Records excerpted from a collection

────────────────

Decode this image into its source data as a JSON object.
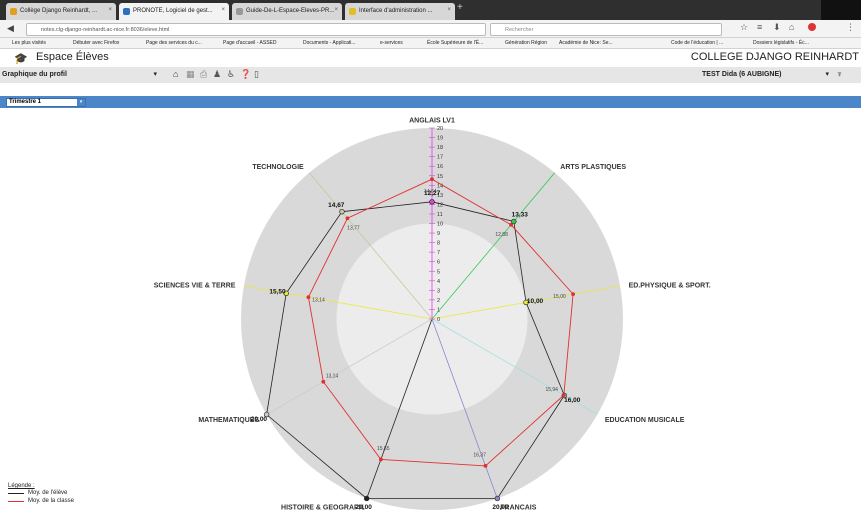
{
  "browser": {
    "tabs": [
      {
        "label": "Collège Django Reinhardt, ...",
        "active": false,
        "color": "#e0a020"
      },
      {
        "label": "PRONOTE, Logiciel de gest...",
        "active": true,
        "color": "#2e6fbf"
      },
      {
        "label": "Guide-De-L-Espace-Eleves-PR...",
        "active": false,
        "color": "#999999"
      },
      {
        "label": "Interface d'administration ...",
        "active": false,
        "color": "#e0c020"
      }
    ],
    "url": "notes.clg-django-reinhardt.ac-nice.fr:8036/eleve.html",
    "search_placeholder": "Rechercher",
    "bookmarks": [
      "Les plus visités",
      "Débuter avec Firefox",
      "Page des services du c...",
      "Page d'accueil - ASSED",
      "Documents - Applicati...",
      "e-services",
      "École Supérieure de l'É...",
      "Génération Région",
      "Académie de Nice: Se...",
      "Code de l'éducation | ...",
      "Dossiers législatifs - Éc..."
    ]
  },
  "app": {
    "title": "Espace Élèves",
    "school": "COLLEGE DJANGO REINHARDT",
    "view_select": "Graphique du profil",
    "student_select": "TEST Dida (6 AUBIGNE)",
    "period_select": "Trimestre 1"
  },
  "legend": {
    "title": "Légende :",
    "student": "Moy. de l'élève",
    "class": "Moy. de la classe"
  },
  "chart_data": {
    "type": "radar",
    "scale": {
      "min": 0,
      "max": 20,
      "ticks": [
        0,
        1,
        2,
        3,
        4,
        5,
        6,
        7,
        8,
        9,
        10,
        11,
        12,
        13,
        14,
        15,
        16,
        17,
        18,
        19,
        20
      ]
    },
    "axes": [
      {
        "name": "ANGLAIS LV1",
        "color": "#e040e0"
      },
      {
        "name": "ARTS PLASTIQUES",
        "color": "#33cc55"
      },
      {
        "name": "ED.PHYSIQUE & SPORT.",
        "color": "#e8e840"
      },
      {
        "name": "EDUCATION MUSICALE",
        "color": "#a0e0e0"
      },
      {
        "name": "FRANCAIS",
        "color": "#8888cc"
      },
      {
        "name": "HISTOIRE & GEOGRAPHIE",
        "color": "#222222"
      },
      {
        "name": "MATHEMATIQUES",
        "color": "#cccccc"
      },
      {
        "name": "SCIENCES VIE & TERRE",
        "color": "#e8e840"
      },
      {
        "name": "TECHNOLOGIE",
        "color": "#c8c8a0"
      }
    ],
    "axis_labels": [
      "ANGLAIS LV1",
      "ARTS PLASTIQUES",
      "ED.PHYSIQUE & SPORT.",
      "EDUCATION MUSICALE",
      "FRANCAIS",
      "HISTOIRE & GEOGRAPH",
      "MATHEMATIQUES",
      "SCIENCES VIE & TERRE",
      "TECHNOLOGIE"
    ],
    "series": [
      {
        "name": "Moy. de l'élève",
        "color": "#222222",
        "values": [
          12.27,
          13.33,
          10.0,
          16.0,
          20.0,
          20.0,
          20.0,
          15.5,
          14.67
        ],
        "labels": [
          "12,27",
          "13,33",
          "10,00",
          "16,00",
          "20,00",
          "20,00",
          "20,00",
          "15,50",
          "14,67"
        ]
      },
      {
        "name": "Moy. de la classe",
        "color": "#e03030",
        "values": [
          14.64,
          12.88,
          15.0,
          15.94,
          16.37,
          15.65,
          13.14,
          13.14,
          13.77
        ],
        "labels": [
          "14,64",
          "12,88",
          "15,00",
          "15,94",
          "16,37",
          "15,65",
          "13,14",
          "13,14",
          "13,77"
        ]
      }
    ]
  }
}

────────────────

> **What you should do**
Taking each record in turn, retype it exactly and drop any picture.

> **Problem solution**
Decode this image into its source data as a JSON object.
{
  "browser": {
    "tabs": [
      {
        "label": "Collège Django Reinhardt, ...",
        "active": false,
        "color": "#e0a020"
      },
      {
        "label": "PRONOTE, Logiciel de gest...",
        "active": true,
        "color": "#2e6fbf"
      },
      {
        "label": "Guide-De-L-Espace-Eleves-PR...",
        "active": false,
        "color": "#999999"
      },
      {
        "label": "Interface d'administration ...",
        "active": false,
        "color": "#e0c020"
      }
    ],
    "url": "notes.clg-django-reinhardt.ac-nice.fr:8036/eleve.html",
    "search_placeholder": "Rechercher",
    "bookmarks": [
      "Les plus visités",
      "Débuter avec Firefox",
      "Page des services du c...",
      "Page d'accueil - ASSED",
      "Documents - Applicati...",
      "e-services",
      "École Supérieure de l'É...",
      "Génération Région",
      "Académie de Nice: Se...",
      "Code de l'éducation | ...",
      "Dossiers législatifs - Éc..."
    ]
  },
  "app": {
    "title": "Espace Élèves",
    "school": "COLLEGE DJANGO REINHARDT",
    "view_select": "Graphique du profil",
    "student_select": "TEST Dida (6 AUBIGNE)",
    "period_select": "Trimestre 1"
  },
  "legend": {
    "title": "Légende :",
    "student": "Moy. de l'élève",
    "class": "Moy. de la classe"
  },
  "chart_data": {
    "type": "radar",
    "scale": {
      "min": 0,
      "max": 20,
      "ticks": [
        0,
        1,
        2,
        3,
        4,
        5,
        6,
        7,
        8,
        9,
        10,
        11,
        12,
        13,
        14,
        15,
        16,
        17,
        18,
        19,
        20
      ]
    },
    "axes": [
      {
        "name": "ANGLAIS LV1",
        "color": "#e040e0"
      },
      {
        "name": "ARTS PLASTIQUES",
        "color": "#33cc55"
      },
      {
        "name": "ED.PHYSIQUE & SPORT.",
        "color": "#e8e840"
      },
      {
        "name": "EDUCATION MUSICALE",
        "color": "#a0e0e0"
      },
      {
        "name": "FRANCAIS",
        "color": "#8888cc"
      },
      {
        "name": "HISTOIRE & GEOGRAPHIE",
        "color": "#222222"
      },
      {
        "name": "MATHEMATIQUES",
        "color": "#cccccc"
      },
      {
        "name": "SCIENCES VIE & TERRE",
        "color": "#e8e840"
      },
      {
        "name": "TECHNOLOGIE",
        "color": "#c8c8a0"
      }
    ],
    "axis_labels": [
      "ANGLAIS LV1",
      "ARTS PLASTIQUES",
      "ED.PHYSIQUE & SPORT.",
      "EDUCATION MUSICALE",
      "FRANCAIS",
      "HISTOIRE & GEOGRAPH",
      "MATHEMATIQUES",
      "SCIENCES VIE & TERRE",
      "TECHNOLOGIE"
    ],
    "series": [
      {
        "name": "Moy. de l'élève",
        "color": "#222222",
        "values": [
          12.27,
          13.33,
          10.0,
          16.0,
          20.0,
          20.0,
          20.0,
          15.5,
          14.67
        ],
        "labels": [
          "12,27",
          "13,33",
          "10,00",
          "16,00",
          "20,00",
          "20,00",
          "20,00",
          "15,50",
          "14,67"
        ]
      },
      {
        "name": "Moy. de la classe",
        "color": "#e03030",
        "values": [
          14.64,
          12.88,
          15.0,
          15.94,
          16.37,
          15.65,
          13.14,
          13.14,
          13.77
        ],
        "labels": [
          "14,64",
          "12,88",
          "15,00",
          "15,94",
          "16,37",
          "15,65",
          "13,14",
          "13,14",
          "13,77"
        ]
      }
    ]
  }
}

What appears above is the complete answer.